Rebecca Joy Fletcher is an alumna of the Wexner Graduate Fellowship Program and a scholar and performer of international Jewish cabaret. She is also a playwright, actress, and cantor. Rebecca lives in Brooklyn, NY and can be reached at or

Audiences sometimes ask me how I became so passionate about cabaret. They wonder why a nice Jewish woman, a cantor at that, became enamored with the satiric, fiery, and often risque´ cabaret songs and sketches which flourished between the two world wars in urban centers ranging from Berlin to Beunos Aires to Tel Aviv. What do I find in cabaret that’s so Jewish and even if it is Jewish, who cares?

The kind of cabaret that I am passionate about did not ever quite catch on in America. Perhaps it was too political, particularly in an era (the Great Depression) when politics in the performing arts were often shunned in favor of heart-warming, sentimental fare. Instead, the cabaret about which I’m passionate – it’s usually referred to as European or literary cabaret — began in Paris in the 1880’s, then spread to Berlin, Barcelona, and other teeming urban centers whose faces were quickly and radically being redrawn. A child of modernism, cabaret came fully into its own after World War One, particularly in that mother-ship of all cabaret cities – Berlin. Consider for a moment that Berlin tripled in size from the turn of the century to 1921. This new kind of city – heterogeneous, fast moving, noisy, anonymous, lit up late into the night – needed new art forms which could speak its language. Enter the heyday of cabaret.

From Le Chat Noir in 1881 in Paris through Weimar Germany’s bawdy tingel tangels (the

particular inspiration for the musical Cabaret) cabarets were always defined by the physical intimacy between audience and performer, by their topical and to-the-minute satire, by the quick, harsh shifts between emotional styles, and by their exploration of gender roles, anti-Semitism, hem lines, urban blight, tango dancing, heroin, and other hot topics. Many cabarets were also defined by the disproportionately high number of Jews involved in their creation. It is fair to say in Berlin, for example, that close to 80% of all cabaret artists, performers, composers, lyricists, set-designers etc, were Jewish. Yes, most of these Jews were unaffiliated.
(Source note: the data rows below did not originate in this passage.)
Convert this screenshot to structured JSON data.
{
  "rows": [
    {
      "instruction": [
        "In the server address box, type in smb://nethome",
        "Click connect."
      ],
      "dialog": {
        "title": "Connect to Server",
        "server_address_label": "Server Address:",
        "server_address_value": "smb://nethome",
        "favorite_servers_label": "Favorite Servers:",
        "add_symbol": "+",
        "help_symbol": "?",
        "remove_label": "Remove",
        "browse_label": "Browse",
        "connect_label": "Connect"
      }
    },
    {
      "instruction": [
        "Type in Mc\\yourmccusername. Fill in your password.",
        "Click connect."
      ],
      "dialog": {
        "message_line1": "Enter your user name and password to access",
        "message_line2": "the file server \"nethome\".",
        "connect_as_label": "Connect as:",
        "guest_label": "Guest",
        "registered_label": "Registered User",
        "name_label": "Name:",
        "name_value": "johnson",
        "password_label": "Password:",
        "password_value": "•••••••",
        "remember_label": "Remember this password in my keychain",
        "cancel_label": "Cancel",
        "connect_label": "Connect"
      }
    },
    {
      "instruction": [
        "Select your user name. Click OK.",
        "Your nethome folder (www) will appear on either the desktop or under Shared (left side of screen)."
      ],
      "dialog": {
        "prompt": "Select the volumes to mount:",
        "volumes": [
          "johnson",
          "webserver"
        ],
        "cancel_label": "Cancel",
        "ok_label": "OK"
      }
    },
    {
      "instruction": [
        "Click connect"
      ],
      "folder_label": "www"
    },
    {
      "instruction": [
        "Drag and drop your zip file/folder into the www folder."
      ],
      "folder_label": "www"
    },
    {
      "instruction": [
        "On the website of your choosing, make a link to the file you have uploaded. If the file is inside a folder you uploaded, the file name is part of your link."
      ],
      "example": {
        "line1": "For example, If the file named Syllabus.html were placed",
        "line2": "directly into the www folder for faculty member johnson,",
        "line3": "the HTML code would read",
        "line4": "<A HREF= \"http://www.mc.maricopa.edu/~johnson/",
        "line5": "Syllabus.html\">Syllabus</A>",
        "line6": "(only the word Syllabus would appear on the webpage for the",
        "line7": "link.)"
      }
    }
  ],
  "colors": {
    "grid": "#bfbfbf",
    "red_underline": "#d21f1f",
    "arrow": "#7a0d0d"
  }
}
Nonetheless, the statistic is shocking and begs the question: what drew Jews to cabaret?

Not only in Berlin did Jews flock to the waters of satire-on-a-small-stage. The Yiddishists of Warsaw found in klaynkunst (the Yiddish term for cabaret) a young, cutting-edge outlet for self- expression and visioning. The immigrant hipsters of 1930’s Tel Aviv also went wild for cabaret (teatron satiri, as it was called) seeing in the art form not only a vehicle for original all-in- Hebrew performance, but an important outlet for the Yishuv’s mental health. In fact wherever Jews were involved in cabaret they espoused its satiric weapon as essential to their culture’s well being. From Budapest to Moscow Jewish cabaret artists sharpened their pens and saw in their satiric creations an expression of resistance – to the anti-Semitic government of Warsaw, to the British mandate in Palestine, or to the fascist winds wracking Italy.

Even during the Holocaust the satire of cabaret found means of expression. There has been some discussion, amongst Holocaust scholars, as to whether the cabarets which blossomed inside the ghettos and some of the concentration camps can be considered examples of rebellion or instead, of compliance. I for one would agree with those scholars who argue that the cabarets of the Holocaust exemplified a form of spiritual defiance. After all, to laugh in the face of disaster – to dance on the edge of a volcano – requires tremendous inner strength. To joke when one is being ordered to weep, to create art when all is hopeless, to uplift ghetto audiences’ spirits for an hour and help them feel strong: what is all this but resistance? And isn’t this what Jews do so often: don’t we laugh in the face of disaster? And isn’t that a gift?

In this time of great economic, political, environmental, and global uncertainty we would do well to remember the healing gifts of satire. We would do well to cultivate a multiplicity of voices on every topic, from patrilineal descent to Gaza’s borders. We would be wise to encourage not only debate, but also an explosion of satire. Perhaps it is for this reason that I am passionate about European cabaret, finding in its material something vital, independent thinking, and free. Or perhaps it’s just a sense that in this early form of Jewish satire, in song and sketch, monologue and Master of Ceremonies’ welcome speech lie the roots of today’s Jewish culture.